» About this exercise
Check each line of the entries for "right" and report the ones that have it.

» Records shown
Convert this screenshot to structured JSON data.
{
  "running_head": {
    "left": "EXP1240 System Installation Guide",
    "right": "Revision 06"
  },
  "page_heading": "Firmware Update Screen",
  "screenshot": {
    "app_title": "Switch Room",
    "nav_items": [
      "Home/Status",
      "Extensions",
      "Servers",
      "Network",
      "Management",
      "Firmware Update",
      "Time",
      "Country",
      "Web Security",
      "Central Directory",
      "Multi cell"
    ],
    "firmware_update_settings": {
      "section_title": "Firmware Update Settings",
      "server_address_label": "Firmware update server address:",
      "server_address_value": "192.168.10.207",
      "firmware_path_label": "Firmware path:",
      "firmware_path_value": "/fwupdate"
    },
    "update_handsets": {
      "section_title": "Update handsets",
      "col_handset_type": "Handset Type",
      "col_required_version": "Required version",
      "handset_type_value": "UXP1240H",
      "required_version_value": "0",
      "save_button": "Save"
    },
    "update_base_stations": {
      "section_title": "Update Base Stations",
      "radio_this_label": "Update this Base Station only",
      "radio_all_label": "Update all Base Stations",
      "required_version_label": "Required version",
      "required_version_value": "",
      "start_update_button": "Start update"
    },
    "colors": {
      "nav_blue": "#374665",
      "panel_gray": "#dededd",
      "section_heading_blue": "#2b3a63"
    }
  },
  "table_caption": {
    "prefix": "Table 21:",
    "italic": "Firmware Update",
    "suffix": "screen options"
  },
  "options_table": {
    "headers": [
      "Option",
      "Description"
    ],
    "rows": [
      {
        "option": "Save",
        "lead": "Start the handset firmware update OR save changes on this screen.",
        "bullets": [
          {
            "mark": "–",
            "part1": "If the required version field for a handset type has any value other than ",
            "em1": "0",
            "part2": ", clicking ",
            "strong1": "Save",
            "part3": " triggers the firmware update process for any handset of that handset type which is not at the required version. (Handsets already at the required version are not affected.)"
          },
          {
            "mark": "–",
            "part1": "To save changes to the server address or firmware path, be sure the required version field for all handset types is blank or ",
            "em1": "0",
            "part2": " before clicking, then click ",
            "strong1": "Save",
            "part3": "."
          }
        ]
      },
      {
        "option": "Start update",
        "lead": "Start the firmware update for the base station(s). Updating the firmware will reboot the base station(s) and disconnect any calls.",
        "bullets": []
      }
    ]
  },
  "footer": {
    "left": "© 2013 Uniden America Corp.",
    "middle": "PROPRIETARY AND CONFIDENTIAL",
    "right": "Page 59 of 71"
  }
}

» The answer
    "right": "Revision 06"
    "right": "Page 59 of 71"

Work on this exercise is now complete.